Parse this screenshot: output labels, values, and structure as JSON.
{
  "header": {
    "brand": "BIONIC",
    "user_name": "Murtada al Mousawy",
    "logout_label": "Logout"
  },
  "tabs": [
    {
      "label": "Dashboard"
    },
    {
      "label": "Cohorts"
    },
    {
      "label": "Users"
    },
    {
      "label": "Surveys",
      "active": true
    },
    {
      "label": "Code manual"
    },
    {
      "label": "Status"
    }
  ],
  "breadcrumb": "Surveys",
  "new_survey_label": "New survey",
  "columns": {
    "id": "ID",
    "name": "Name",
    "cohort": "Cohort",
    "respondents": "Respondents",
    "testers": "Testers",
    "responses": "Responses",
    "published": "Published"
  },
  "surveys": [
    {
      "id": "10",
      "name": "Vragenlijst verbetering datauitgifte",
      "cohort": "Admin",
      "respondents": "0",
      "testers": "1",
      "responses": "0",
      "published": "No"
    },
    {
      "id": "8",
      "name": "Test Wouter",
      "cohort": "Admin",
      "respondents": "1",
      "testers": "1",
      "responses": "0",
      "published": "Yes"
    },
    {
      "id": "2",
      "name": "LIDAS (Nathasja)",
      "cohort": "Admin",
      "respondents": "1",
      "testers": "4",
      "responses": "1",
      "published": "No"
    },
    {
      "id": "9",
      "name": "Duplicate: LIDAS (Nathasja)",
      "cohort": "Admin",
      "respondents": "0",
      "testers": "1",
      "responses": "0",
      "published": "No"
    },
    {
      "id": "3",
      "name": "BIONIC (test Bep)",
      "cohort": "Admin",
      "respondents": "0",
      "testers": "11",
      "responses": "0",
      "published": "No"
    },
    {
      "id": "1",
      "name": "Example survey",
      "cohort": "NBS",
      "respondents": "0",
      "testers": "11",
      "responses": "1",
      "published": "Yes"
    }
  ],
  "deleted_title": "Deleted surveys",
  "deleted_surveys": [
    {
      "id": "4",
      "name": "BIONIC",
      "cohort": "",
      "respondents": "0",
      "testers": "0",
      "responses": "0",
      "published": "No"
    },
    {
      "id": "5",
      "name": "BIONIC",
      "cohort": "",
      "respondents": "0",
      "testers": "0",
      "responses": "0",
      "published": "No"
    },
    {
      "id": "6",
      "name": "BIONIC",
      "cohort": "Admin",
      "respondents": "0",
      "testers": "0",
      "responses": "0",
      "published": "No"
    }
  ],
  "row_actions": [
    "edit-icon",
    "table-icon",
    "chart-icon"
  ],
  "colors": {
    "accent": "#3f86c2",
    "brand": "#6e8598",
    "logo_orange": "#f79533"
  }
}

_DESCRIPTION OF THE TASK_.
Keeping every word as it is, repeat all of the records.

_TASK RESPONSE_.
Parse this screenshot: output labels, values, and structure as JSON.
{
  "header": {
    "brand": "BIONIC",
    "user_name": "Murtada al Mousawy",
    "logout_label": "Logout"
  },
  "tabs": [
    {
      "label": "Dashboard"
    },
    {
      "label": "Cohorts"
    },
    {
      "label": "Users"
    },
    {
      "label": "Surveys",
      "active": true
    },
    {
      "label": "Code manual"
    },
    {
      "label": "Status"
    }
  ],
  "breadcrumb": "Surveys",
  "new_survey_label": "New survey",
  "columns": {
    "id": "ID",
    "name": "Name",
    "cohort": "Cohort",
    "respondents": "Respondents",
    "testers": "Testers",
    "responses": "Responses",
    "published": "Published"
  },
  "surveys": [
    {
      "id": "10",
      "name": "Vragenlijst verbetering datauitgifte",
      "cohort": "Admin",
      "respondents": "0",
      "testers": "1",
      "responses": "0",
      "published": "No"
    },
    {
      "id": "8",
      "name": "Test Wouter",
      "cohort": "Admin",
      "respondents": "1",
      "testers": "1",
      "responses": "0",
      "published": "Yes"
    },
    {
      "id": "2",
      "name": "LIDAS (Nathasja)",
      "cohort": "Admin",
      "respondents": "1",
      "testers": "4",
      "responses": "1",
      "published": "No"
    },
    {
      "id": "9",
      "name": "Duplicate: LIDAS (Nathasja)",
      "cohort": "Admin",
      "respondents": "0",
      "testers": "1",
      "responses": "0",
      "published": "No"
    },
    {
      "id": "3",
      "name": "BIONIC (test Bep)",
      "cohort": "Admin",
      "respondents": "0",
      "testers": "11",
      "responses": "0",
      "published": "No"
    },
    {
      "id": "1",
      "name": "Example survey",
      "cohort": "NBS",
      "respondents": "0",
      "testers": "11",
      "responses": "1",
      "published": "Yes"
    }
  ],
  "deleted_title": "Deleted surveys",
  "deleted_surveys": [
    {
      "id": "4",
      "name": "BIONIC",
      "cohort": "",
      "respondents": "0",
      "testers": "0",
      "responses": "0",
      "published": "No"
    },
    {
      "id": "5",
      "name": "BIONIC",
      "cohort": "",
      "respondents": "0",
      "testers": "0",
      "responses": "0",
      "published": "No"
    },
    {
      "id": "6",
      "name": "BIONIC",
      "cohort": "Admin",
      "respondents": "0",
      "testers": "0",
      "responses": "0",
      "published": "No"
    }
  ],
  "row_actions": [
    "edit-icon",
    "table-icon",
    "chart-icon"
  ],
  "colors": {
    "accent": "#3f86c2",
    "brand": "#6e8598",
    "logo_orange": "#f79533"
  }
}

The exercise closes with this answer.